• **Exercise**: Filter the listing so that only lines with the word "menu" remain.

───

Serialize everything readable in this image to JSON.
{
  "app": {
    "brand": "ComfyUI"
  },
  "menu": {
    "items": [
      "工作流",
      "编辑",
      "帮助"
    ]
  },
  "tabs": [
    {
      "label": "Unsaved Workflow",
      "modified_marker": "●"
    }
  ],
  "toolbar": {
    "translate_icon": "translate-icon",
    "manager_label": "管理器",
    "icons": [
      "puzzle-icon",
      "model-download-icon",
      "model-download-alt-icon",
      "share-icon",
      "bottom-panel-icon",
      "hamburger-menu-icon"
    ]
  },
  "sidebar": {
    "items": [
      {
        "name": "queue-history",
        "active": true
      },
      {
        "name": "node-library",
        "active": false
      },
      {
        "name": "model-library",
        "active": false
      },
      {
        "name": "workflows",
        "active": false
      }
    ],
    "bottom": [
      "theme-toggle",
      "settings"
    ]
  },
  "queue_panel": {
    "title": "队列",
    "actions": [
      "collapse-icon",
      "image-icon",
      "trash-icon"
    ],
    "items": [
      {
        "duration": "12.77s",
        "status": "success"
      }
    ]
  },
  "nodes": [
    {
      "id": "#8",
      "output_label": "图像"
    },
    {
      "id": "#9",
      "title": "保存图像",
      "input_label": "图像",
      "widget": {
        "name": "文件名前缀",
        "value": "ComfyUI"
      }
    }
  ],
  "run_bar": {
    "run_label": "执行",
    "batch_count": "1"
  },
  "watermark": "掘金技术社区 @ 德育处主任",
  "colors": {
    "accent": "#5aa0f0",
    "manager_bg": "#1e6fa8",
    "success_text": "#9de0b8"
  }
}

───

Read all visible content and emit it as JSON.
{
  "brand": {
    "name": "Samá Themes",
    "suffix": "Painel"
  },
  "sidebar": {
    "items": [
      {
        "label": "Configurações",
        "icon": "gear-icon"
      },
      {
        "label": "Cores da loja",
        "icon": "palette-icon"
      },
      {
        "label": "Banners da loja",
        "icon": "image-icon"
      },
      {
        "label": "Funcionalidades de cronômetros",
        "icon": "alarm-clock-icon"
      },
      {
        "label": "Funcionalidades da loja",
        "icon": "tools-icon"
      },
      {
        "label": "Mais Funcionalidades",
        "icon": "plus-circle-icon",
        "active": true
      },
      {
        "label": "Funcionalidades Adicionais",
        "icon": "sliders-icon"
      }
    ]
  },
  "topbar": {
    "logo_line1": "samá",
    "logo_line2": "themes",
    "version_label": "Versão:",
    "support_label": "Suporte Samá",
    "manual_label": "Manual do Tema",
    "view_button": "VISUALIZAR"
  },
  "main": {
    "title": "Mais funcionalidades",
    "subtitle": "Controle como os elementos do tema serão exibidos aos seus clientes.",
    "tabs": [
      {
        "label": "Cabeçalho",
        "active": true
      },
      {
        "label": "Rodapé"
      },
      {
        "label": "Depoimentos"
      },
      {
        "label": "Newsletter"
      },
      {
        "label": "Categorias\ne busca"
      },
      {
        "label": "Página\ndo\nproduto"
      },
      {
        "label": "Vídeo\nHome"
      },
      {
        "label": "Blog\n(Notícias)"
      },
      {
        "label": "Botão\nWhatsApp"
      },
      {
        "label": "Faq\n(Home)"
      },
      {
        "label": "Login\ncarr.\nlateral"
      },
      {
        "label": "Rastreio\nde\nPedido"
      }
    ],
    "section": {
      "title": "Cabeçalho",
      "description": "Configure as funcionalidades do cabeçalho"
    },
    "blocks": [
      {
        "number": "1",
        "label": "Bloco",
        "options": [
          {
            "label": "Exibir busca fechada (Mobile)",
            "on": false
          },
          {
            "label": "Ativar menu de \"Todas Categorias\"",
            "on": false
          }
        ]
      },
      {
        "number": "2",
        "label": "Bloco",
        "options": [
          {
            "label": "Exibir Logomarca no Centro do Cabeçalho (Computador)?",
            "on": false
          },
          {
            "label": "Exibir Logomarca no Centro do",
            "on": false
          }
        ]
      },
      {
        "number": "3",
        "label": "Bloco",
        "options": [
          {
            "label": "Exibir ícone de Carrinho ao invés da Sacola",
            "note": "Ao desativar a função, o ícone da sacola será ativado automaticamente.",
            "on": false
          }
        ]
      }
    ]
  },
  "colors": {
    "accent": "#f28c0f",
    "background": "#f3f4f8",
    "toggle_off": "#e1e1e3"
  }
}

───

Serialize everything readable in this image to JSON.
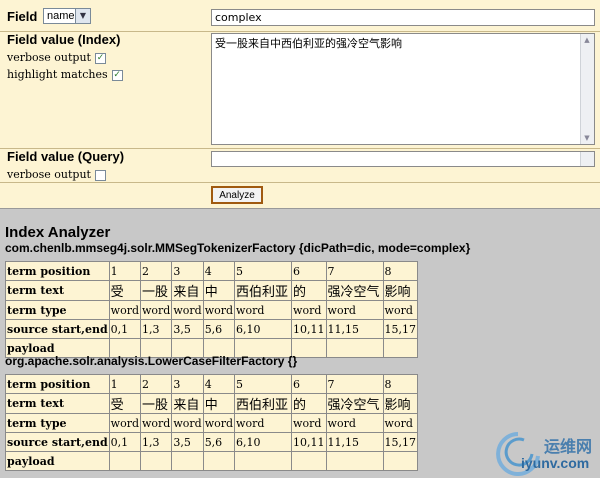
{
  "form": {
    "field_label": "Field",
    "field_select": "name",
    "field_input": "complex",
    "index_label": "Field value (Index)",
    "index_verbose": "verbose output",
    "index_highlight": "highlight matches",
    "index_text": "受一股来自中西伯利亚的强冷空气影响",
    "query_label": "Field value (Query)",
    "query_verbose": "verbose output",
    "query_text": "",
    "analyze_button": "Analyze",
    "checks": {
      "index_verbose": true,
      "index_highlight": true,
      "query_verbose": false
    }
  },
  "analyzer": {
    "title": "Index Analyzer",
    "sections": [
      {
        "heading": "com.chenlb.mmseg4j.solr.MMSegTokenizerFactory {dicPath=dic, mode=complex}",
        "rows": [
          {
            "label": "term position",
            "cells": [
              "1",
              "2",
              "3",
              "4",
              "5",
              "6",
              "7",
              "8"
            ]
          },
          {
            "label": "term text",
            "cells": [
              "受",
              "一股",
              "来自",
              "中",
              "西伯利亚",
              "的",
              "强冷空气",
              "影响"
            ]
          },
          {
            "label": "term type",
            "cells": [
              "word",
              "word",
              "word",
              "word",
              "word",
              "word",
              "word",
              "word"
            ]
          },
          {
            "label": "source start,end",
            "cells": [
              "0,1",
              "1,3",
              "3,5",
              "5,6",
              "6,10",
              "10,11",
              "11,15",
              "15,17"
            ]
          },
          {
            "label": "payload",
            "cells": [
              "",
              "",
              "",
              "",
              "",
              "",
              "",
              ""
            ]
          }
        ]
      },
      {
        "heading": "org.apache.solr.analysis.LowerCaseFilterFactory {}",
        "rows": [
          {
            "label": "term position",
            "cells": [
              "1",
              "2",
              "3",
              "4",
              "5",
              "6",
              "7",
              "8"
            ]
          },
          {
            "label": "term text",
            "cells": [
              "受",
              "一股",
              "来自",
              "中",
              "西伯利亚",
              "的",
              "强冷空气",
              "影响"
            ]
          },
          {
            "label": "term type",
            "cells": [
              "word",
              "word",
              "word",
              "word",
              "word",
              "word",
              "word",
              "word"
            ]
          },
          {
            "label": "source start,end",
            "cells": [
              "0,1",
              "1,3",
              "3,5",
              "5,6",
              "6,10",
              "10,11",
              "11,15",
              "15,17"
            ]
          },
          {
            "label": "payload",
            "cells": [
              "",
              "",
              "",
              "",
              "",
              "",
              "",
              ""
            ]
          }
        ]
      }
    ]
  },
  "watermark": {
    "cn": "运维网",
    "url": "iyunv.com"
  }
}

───

• **Task solution**:
  "menu": {
      "hamburger-menu-icon"
            "label": "Ativar menu de \"Todas Categorias\"",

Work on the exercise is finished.